Grace Hawthorne, PhD, Entrepreneur; Adjunct Professor, d.school, Stanford University; Instructor of the courses, "Creative Gym"
How might we grow and sustain a culture of innovation for our students, colleagues, and ourselves? Join us for an interactive workshop where we create solutions for a key challenge facing education. We will practice a design process that is grounded in divergent and convergent thinking, empathy-fuelded need-finding, and rapid experimentation. You will walk away with the mindset of a designer, a framework for innovative leadership, and the ability to bring design thinking to your school.
Michael Schurr, MA, 3rd Grade Co-Teacher, Riverdale Country School; Learning Catalyst, Plussed; Co-Creator, Design Thinking for Educators Toolkit; Charles Shryock IV, MA, Academic Dean, Bishop McNamara High School; Mentor, Google for Education Certified Innovator Program
Liberating the genius in our students is not an inspirational goal or a utopian hope for reforming education. It is an urgent educational and societal imperative. As leaders, we have the dual charge of ensuring the principles and practices of a passion-driven work, such as disciplined study, fostering imagination, active participation, and community contribution, are present and implemented across all spectrums of the teaching and learning process with students and teachers. This leadership and learning framework is guaranteed to fuel innovation, amplify creativity, and advance the ability for learners to make an impact in their community and world. There is genius within; together let's unleash it.

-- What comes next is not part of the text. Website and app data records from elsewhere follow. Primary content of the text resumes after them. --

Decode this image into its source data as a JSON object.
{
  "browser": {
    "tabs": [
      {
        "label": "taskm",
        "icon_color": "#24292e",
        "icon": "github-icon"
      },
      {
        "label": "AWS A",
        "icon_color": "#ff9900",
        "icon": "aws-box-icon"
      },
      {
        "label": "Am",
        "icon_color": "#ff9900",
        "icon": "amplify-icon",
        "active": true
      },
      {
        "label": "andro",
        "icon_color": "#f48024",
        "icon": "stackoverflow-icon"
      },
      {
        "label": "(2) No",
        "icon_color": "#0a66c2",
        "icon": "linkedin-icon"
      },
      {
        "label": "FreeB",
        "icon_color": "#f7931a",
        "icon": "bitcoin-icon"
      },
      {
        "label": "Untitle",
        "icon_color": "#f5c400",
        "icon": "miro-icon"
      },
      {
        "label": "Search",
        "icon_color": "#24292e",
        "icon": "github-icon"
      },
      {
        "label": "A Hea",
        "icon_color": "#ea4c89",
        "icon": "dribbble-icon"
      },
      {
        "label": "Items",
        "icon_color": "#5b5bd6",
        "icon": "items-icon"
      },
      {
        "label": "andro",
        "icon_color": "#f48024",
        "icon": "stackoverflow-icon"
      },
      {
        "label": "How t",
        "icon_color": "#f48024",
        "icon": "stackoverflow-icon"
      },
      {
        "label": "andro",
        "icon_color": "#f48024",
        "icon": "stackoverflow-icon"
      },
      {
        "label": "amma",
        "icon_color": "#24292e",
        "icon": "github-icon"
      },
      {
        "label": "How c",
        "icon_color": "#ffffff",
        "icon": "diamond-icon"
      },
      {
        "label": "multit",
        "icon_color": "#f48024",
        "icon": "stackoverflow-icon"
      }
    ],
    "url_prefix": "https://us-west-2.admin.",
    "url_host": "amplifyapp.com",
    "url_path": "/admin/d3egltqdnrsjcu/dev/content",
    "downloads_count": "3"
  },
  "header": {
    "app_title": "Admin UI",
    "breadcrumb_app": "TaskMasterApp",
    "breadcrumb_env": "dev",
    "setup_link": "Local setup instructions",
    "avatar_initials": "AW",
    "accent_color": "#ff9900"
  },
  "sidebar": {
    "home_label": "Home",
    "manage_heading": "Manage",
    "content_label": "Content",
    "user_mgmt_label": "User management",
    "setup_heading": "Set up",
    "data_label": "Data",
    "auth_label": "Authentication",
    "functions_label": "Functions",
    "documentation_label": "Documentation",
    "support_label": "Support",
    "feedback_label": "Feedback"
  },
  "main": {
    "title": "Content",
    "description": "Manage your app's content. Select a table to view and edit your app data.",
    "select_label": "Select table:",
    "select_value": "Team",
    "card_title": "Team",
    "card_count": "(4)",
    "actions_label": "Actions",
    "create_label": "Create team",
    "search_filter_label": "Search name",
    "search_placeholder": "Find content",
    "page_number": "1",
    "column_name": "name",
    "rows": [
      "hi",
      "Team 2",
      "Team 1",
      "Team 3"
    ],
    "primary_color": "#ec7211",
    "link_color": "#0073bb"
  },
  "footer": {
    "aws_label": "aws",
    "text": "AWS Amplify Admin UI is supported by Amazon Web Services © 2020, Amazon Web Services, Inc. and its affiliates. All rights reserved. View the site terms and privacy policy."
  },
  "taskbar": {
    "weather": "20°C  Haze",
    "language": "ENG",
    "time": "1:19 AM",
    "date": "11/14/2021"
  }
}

Angela Maiers, MA, Educator; Entrepreneur; Founder and CEO, Choose2Matter, Inc.; Co-Author, The Passion-Driven Classroom (2016)
This workshop will focus on helping teachers and psychologists understand the links between 504 accommodations and relative strengths, giftedness, innovation, and the cognitive neuroscience behind these. You will begin with an overview of learning difficulties from the neuroscience perspective, and of accommodations as a way for students to display their innate gifts and abilities. In small groups, led by psychologists and educators, you will discuss several cases of students with LD, the cognitive underpinnings of a variety of instructional and test accommodations and generate effective teaching strategies. This workshop will emphasize collaboration between parents, teachers, and psychologists to maximize the creative learning potential and engagement for all students.
Fumiko Hoeft, MD, PhD, Director, Laboratory for Educational Neuroscience (brainLENS), University of California, San Francisco (UCSF); Nancy Cushen White, EdD, Clinical Professor of Pediatrics, Division of Adolescent and Young Adult Medicine, University of California, San Francisco (UCSF); Nancy Redding, MEd, Past President of Northern California Branch of International Dyslexia Association (IDA); and Nicole Ofiesh, PhD, Executive Director of Schwab Learning Center (SLC), Stanford University